Farewell to Russia and to the Sinatra doctrine
“Congratulations/commiserations on being on the Russians sanctions list,” read the text message from a colleague. That was how I found out that I am now on the Kremlin’s enemies list — banned from entering Russia.
The realisation that I might have made my last visit to the country made me think back to my first trip in 1987. It feels like Russia has come full circle — back to the autocracy, aggression and isolation that defined the Soviet era.
In 1987, the Soviet Union was in its dying days — although we didn’t know it at the time. I was in Moscow to cover the arms talks between the US and the USSR. The big story for the local correspondents was the opening of the first private restaurants in the country. Things were changing and that was reflected in the almost playful manner of Gennadi Gerasimov, the Soviet spokesman at the time.

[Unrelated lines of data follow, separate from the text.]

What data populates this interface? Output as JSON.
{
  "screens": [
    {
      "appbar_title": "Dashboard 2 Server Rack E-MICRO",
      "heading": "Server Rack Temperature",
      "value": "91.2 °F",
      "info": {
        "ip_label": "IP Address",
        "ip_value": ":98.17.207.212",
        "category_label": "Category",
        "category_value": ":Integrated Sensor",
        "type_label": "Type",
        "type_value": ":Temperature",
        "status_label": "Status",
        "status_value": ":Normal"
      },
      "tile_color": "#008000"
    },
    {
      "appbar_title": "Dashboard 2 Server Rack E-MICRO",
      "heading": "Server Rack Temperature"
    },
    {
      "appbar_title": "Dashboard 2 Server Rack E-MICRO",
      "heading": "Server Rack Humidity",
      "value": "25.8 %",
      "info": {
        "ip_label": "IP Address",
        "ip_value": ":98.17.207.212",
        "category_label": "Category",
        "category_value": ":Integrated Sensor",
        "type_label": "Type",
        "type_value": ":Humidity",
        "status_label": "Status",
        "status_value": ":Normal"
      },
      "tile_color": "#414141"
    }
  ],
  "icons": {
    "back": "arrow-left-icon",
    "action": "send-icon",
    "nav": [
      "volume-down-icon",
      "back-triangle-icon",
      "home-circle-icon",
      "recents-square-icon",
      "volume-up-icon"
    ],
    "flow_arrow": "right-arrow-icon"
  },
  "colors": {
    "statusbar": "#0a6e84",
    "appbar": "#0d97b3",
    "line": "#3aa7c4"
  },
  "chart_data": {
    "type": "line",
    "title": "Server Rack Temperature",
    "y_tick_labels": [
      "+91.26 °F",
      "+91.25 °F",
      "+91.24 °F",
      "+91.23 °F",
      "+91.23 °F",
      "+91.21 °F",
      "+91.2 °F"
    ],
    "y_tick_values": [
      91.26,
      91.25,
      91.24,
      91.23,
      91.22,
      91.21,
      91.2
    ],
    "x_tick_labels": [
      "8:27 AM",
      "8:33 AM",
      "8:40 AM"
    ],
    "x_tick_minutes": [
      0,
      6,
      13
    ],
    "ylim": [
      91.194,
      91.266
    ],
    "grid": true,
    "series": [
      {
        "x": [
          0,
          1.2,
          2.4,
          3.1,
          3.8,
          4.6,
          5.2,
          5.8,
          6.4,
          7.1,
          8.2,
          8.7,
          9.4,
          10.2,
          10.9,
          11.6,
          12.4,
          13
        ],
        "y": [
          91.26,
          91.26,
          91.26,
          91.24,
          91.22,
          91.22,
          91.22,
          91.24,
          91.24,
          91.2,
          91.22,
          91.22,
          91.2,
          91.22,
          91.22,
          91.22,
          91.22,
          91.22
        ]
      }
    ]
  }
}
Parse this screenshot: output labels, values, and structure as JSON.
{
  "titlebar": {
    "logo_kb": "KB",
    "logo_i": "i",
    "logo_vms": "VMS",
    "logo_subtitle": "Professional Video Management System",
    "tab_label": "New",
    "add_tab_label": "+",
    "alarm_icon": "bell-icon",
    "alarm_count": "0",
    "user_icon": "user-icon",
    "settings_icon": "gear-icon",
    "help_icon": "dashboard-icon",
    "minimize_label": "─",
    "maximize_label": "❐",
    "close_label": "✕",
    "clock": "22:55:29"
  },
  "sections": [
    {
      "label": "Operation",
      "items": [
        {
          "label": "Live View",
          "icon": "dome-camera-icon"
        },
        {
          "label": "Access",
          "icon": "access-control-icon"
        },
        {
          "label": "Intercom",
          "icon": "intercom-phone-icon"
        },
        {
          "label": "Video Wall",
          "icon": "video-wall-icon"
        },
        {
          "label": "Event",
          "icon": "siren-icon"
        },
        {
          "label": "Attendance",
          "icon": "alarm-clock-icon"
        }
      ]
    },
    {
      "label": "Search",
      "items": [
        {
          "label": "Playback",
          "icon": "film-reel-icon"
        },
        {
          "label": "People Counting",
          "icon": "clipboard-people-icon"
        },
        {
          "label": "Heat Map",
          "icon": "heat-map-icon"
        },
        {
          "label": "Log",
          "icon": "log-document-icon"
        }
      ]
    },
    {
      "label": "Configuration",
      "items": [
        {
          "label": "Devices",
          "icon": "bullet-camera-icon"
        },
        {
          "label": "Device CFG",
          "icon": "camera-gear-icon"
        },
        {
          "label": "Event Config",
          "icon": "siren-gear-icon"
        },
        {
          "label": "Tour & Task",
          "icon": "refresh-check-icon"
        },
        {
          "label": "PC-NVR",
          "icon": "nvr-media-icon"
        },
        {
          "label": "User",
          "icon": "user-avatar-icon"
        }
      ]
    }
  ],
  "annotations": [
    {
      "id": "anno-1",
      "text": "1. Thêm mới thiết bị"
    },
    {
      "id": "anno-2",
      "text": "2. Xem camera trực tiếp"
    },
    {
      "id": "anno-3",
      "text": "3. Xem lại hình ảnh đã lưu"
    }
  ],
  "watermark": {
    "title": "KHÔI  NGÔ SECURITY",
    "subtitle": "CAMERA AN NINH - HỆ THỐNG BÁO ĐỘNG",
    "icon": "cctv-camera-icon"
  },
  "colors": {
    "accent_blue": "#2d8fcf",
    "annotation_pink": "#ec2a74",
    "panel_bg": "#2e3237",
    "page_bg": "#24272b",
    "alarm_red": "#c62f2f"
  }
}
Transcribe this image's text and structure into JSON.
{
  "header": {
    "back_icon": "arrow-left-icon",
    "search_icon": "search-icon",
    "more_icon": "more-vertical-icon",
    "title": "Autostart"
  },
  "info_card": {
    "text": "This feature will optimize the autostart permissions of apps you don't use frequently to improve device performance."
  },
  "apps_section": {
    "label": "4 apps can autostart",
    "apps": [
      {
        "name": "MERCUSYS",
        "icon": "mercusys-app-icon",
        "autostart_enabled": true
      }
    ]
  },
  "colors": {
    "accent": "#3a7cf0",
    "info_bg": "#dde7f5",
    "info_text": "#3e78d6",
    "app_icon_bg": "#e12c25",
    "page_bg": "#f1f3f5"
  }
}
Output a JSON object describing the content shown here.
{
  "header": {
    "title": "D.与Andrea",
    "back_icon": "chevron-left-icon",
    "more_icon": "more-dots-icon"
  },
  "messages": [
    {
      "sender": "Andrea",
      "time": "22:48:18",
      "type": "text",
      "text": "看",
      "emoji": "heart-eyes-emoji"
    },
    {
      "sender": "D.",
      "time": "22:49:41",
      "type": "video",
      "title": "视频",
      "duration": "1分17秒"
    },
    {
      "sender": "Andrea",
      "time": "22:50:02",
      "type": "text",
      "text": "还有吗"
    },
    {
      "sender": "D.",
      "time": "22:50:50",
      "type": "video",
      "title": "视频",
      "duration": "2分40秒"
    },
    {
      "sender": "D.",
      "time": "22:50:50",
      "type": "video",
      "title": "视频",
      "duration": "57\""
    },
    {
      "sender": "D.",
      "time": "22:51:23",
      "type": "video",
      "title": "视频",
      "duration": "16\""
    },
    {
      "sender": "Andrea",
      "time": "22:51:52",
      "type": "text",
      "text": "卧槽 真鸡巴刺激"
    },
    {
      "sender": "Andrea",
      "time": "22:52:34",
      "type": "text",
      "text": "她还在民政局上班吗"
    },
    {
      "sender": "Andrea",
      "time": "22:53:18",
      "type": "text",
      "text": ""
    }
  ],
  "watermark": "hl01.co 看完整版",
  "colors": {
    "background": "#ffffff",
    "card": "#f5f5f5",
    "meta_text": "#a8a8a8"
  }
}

It was typical Gerasimov that he later used a joke to in effect announce the end of Soviet imperialism. The Brezhnev doctrine was code for Moscow’s self-proclaimed right to invade its neighbours, to ensure that they stayed in the Kremlin’s orbit. Asked in 1989 if it still applied, Gerasimov replied that it had been replaced by the “Sinatra doctrine” — from now on, everybody could do it their way.
That development appalled the young Vladimir Putin, who was then a KGB agent stationed in East Germany. He later bitterly recalled that as the East German communist regime collapsed around him he had asked for military support, only to be told that “Moscow is silent”.
By the time I began to visit Russia more frequently — from about 2004 onwards — Putin was in charge. On the surface, the country had changed beyond recognition. The National Hotel, near the Kremlin — a Soviet-style dump when I stayed there in 1987 — was now too glitzy and expensive to consider. The statue of Felix Dzerzhinsky, the founder of the Soviet secret police, had been removed from central Moscow and placed in a fallen monument park.
The transition from despotism to globalised capitalism was symbolised by the shifting fortunes of the Solzhenitsyn family. Aleksandr Solzhenitsyn had won the Nobel Prize for his novels about the Soviet gulags and been forced into exile. His son, Yermolai, was now a McKinsey consultant, based in Moscow.
But the fact that so much had changed from the communist era made it too easy to overlook how much remained the same. Beneath the consumerist western surface, autocracy, violence and imperialism were still fundamental to Putin’s way of government.
The regime’s political opponents were still persecuted and sometimes killed. Boris Nemtsov, a leading liberal who I met in both Moscow and London, was murdered within yards of the Kremlin in 2015. Russia invaded neighbouring Georgia in 2008 and attacked Ukraine in 2014, annexing Crimea. As those acts made clear, Putin and his acolytes had never really accepted the independence of countries that had once been part of the Soviet Union. Countries such as Poland, which used to be in the broader Soviet bloc, worry that the Russian imperialist instinct still extends to them.
Fyodor Lukyanov, an academic close to the Russian leader, once told me that Putin was driven above all by the fear that Russia, for the first time in centuries, might lose its status as a great power. With an economy that ranks 11th in the world (measured by nominal gross domestic product), the Kremlin’s remaining great power pretensions are based on the country’s military might and its nuclear weapons.
The elite’s reverence for war was brought home to me in 2014 in a conversation in the Russian parliament with Vyacheslav Nikonov, a member of the Duma and the grandson of Vyacheslav Molotov, who had been Stalin’s foreign minister. When we discussed Russia’s relationship with the Bric countries, which include Brazil, Nikonov told me that there was one big problem with Brazil as an ally: “They don’t understand war. They have only ever fought one war in their history.” “And that was with Paraguay,” he added contemptuously. As Nikonov saw it, Putin’s annexation of Crimea was a moderate step: “Molotov would have invaded Ukraine and taken it in a week.”
Putin, in fact, shared that same arrogance and aggression towards Ukraine. It led him to dangerously underestimate the resistance Russia would encounter when it launched a full-scale invasion this year.
In the Putin era, as in Soviet times, imperialism abroad goes hand in hand with oppression at home. For many years, Russia under Putin allowed much more space for political dissent than the Soviet Union did. I witnessed large anti-Putin demonstrations on the streets of Moscow in 2012 and 2019. But Putin has used the cover of his special military operation in Ukraine to finally snuff out any domestic political opposition. Thousands have been arrested for taking part in antiwar demonstrations and the opposition movement, led by the jailed Alexei Navalny, is being dismantled.
Russia’s invasion of Ukraine has also plunged the country back into an international isolation that feels even deeper than that experienced by the Soviet Union. I flew from London to Moscow on a direct flight in 1987. Those flights no longer exist. I am not optimistic that I will see them restored anytime soon.